- _TRY IT_
Return each line below holding the string "traffic".

- _EXTRACTED RECORDS_
┌──

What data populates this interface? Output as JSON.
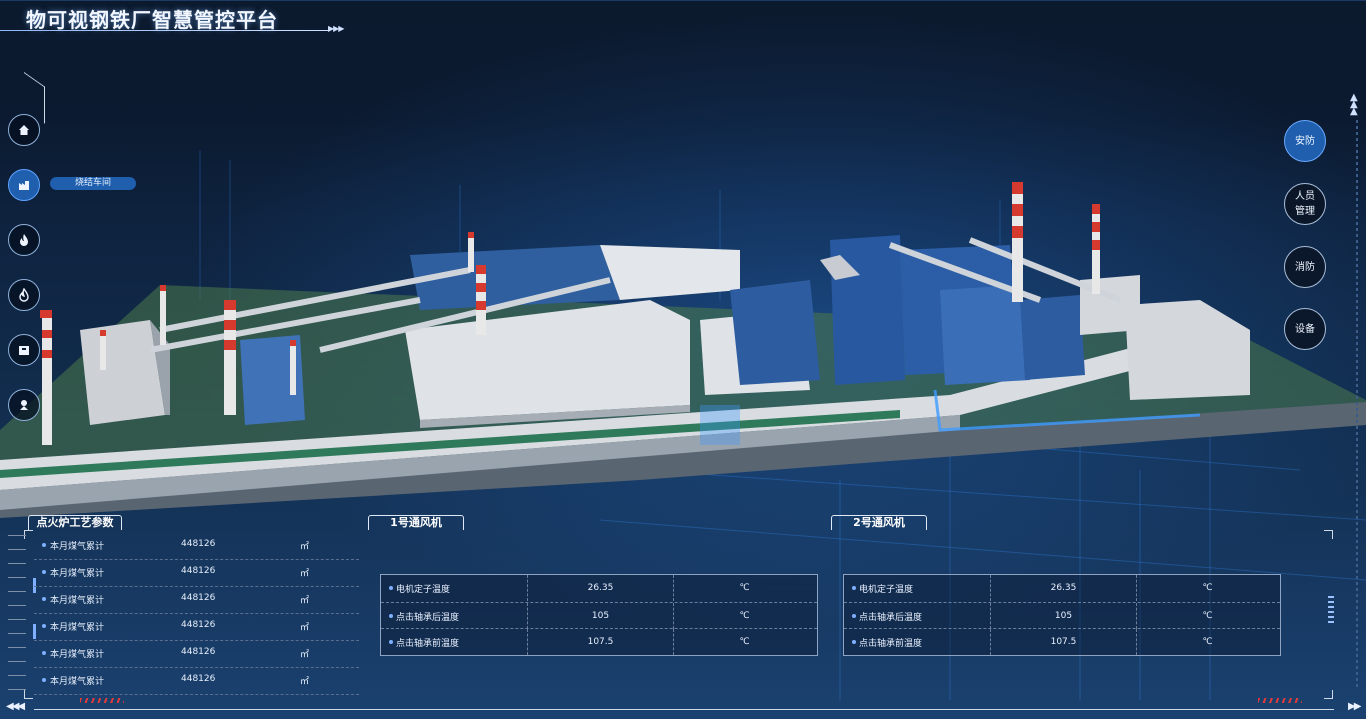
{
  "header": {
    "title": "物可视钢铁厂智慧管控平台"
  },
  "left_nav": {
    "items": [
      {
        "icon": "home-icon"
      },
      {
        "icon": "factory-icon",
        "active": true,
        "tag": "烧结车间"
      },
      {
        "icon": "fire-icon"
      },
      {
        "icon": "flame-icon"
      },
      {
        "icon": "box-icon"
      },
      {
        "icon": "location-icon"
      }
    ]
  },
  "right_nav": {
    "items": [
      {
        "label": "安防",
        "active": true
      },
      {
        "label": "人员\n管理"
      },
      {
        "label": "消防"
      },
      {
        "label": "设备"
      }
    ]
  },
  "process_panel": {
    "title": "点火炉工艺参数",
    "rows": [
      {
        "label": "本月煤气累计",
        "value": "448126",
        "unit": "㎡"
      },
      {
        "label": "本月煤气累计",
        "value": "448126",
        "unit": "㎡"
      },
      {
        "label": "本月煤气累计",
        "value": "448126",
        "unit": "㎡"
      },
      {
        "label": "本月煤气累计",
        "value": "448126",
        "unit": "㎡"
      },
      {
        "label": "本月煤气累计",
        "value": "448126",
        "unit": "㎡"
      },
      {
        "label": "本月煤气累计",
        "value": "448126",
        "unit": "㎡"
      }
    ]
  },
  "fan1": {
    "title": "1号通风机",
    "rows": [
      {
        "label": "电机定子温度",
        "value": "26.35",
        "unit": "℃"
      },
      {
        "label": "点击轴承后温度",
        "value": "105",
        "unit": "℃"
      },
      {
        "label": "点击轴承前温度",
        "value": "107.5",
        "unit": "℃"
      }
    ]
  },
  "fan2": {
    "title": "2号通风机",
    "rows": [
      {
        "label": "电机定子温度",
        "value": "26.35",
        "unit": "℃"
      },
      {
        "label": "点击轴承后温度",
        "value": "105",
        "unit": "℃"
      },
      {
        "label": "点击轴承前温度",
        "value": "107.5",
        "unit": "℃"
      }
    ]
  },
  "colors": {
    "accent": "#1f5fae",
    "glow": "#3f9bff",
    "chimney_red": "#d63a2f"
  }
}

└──
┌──

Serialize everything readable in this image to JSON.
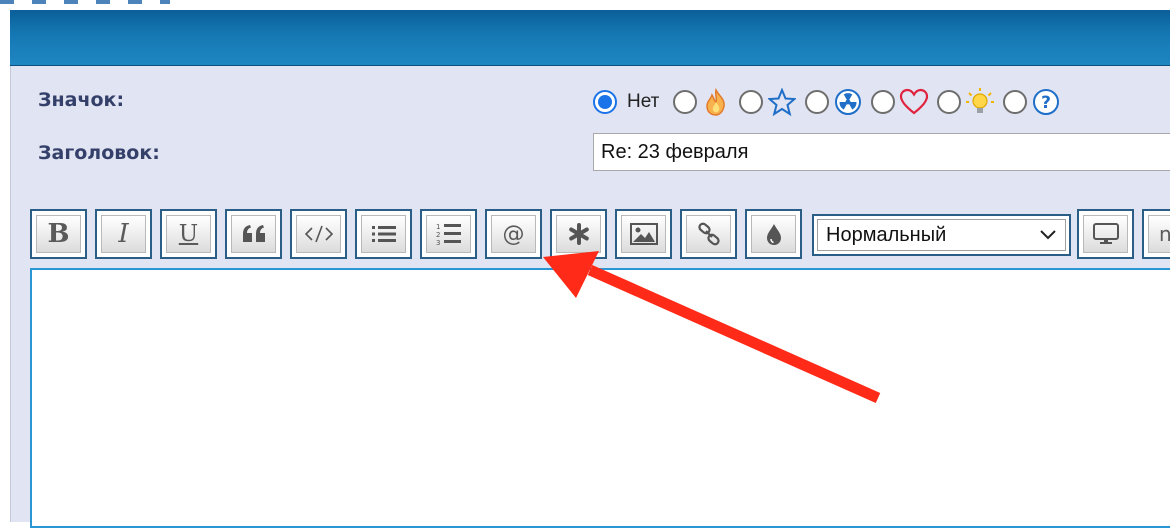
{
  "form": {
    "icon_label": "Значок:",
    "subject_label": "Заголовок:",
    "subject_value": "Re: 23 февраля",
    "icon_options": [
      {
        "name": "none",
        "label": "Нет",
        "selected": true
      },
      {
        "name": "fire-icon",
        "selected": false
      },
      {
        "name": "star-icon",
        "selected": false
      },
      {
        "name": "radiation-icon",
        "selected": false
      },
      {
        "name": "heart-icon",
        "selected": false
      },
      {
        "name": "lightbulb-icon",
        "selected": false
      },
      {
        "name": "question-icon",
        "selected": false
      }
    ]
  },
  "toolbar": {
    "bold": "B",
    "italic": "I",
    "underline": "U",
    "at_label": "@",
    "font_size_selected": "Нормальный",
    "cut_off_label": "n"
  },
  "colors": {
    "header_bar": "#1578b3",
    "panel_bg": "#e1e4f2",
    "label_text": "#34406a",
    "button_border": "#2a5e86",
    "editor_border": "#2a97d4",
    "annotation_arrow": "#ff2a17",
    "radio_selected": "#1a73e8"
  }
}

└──
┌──

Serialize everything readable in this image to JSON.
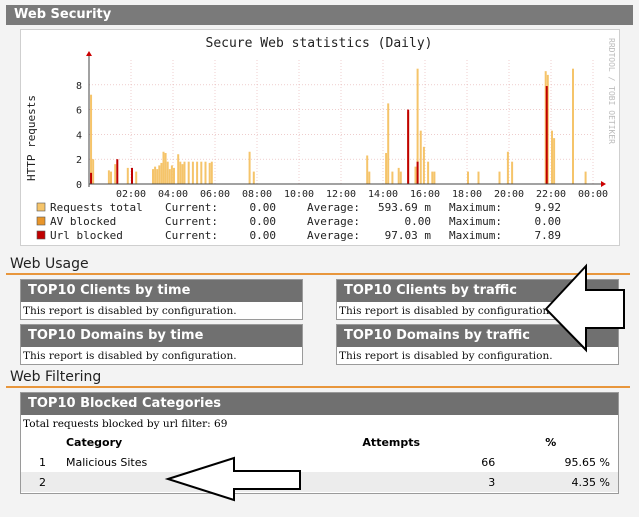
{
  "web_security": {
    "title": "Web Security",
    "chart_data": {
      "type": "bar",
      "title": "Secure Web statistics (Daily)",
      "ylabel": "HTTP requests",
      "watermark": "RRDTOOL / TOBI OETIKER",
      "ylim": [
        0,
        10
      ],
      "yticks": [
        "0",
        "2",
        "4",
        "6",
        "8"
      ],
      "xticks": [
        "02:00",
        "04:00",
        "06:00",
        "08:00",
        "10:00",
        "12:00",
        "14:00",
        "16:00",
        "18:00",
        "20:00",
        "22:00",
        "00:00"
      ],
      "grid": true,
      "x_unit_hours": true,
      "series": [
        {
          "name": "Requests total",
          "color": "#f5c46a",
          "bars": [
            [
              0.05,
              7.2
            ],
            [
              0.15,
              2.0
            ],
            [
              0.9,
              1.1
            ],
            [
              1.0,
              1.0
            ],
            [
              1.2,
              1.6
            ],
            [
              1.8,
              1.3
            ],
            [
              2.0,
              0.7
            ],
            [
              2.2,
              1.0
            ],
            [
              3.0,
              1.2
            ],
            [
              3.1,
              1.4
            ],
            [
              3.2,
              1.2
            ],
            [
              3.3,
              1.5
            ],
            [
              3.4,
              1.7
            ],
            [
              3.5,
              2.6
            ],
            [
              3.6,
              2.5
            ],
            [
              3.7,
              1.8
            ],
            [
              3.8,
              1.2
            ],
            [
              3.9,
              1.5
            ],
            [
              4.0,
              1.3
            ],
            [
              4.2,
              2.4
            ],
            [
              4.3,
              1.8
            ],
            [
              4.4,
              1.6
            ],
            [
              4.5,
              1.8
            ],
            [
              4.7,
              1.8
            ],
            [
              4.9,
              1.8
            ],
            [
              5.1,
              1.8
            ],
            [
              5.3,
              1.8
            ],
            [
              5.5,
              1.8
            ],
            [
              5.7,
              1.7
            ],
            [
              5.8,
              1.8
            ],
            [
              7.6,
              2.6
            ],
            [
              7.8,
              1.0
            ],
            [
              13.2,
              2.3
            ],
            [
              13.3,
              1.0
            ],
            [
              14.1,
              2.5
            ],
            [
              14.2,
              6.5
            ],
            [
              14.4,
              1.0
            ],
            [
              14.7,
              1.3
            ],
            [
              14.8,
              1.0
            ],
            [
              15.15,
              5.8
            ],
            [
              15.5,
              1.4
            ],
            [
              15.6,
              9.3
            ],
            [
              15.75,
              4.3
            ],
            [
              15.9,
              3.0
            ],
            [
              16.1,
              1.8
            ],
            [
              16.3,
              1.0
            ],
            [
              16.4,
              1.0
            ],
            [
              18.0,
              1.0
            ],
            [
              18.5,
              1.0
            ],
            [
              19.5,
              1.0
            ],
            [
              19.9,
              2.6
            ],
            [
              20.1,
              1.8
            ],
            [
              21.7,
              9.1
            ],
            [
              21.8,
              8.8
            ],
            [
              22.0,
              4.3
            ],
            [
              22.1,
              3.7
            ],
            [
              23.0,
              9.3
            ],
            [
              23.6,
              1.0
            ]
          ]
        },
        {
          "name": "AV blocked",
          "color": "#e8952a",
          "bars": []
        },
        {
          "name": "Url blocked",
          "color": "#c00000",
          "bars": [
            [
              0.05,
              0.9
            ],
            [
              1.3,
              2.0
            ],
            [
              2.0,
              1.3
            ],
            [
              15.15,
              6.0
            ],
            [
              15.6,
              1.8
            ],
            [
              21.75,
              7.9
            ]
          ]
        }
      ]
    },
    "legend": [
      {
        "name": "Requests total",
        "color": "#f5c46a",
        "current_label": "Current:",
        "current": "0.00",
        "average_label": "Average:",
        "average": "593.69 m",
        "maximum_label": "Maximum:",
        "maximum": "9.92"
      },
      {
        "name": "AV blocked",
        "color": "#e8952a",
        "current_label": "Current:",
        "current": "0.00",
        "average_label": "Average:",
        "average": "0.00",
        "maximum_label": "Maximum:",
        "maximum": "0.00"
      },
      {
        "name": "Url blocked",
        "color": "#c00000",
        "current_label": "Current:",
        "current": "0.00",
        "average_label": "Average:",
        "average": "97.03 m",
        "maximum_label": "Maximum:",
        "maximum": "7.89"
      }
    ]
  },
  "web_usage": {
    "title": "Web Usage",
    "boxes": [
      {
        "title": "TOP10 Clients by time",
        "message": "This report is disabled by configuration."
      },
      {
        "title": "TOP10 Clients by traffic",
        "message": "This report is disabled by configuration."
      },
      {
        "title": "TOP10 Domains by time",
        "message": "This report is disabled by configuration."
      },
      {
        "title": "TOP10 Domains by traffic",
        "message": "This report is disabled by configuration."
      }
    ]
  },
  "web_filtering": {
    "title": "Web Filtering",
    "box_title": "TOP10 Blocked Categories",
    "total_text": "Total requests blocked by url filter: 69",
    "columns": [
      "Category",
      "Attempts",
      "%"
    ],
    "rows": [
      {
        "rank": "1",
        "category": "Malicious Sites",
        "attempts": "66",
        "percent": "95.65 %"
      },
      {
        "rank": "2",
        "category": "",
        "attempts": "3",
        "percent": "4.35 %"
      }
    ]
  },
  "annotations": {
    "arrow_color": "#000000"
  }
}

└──

- _EXERCISE OUTPUT_
        "title": "TOP10 Clients by traffic",
        "title": "TOP10 Domains by traffic",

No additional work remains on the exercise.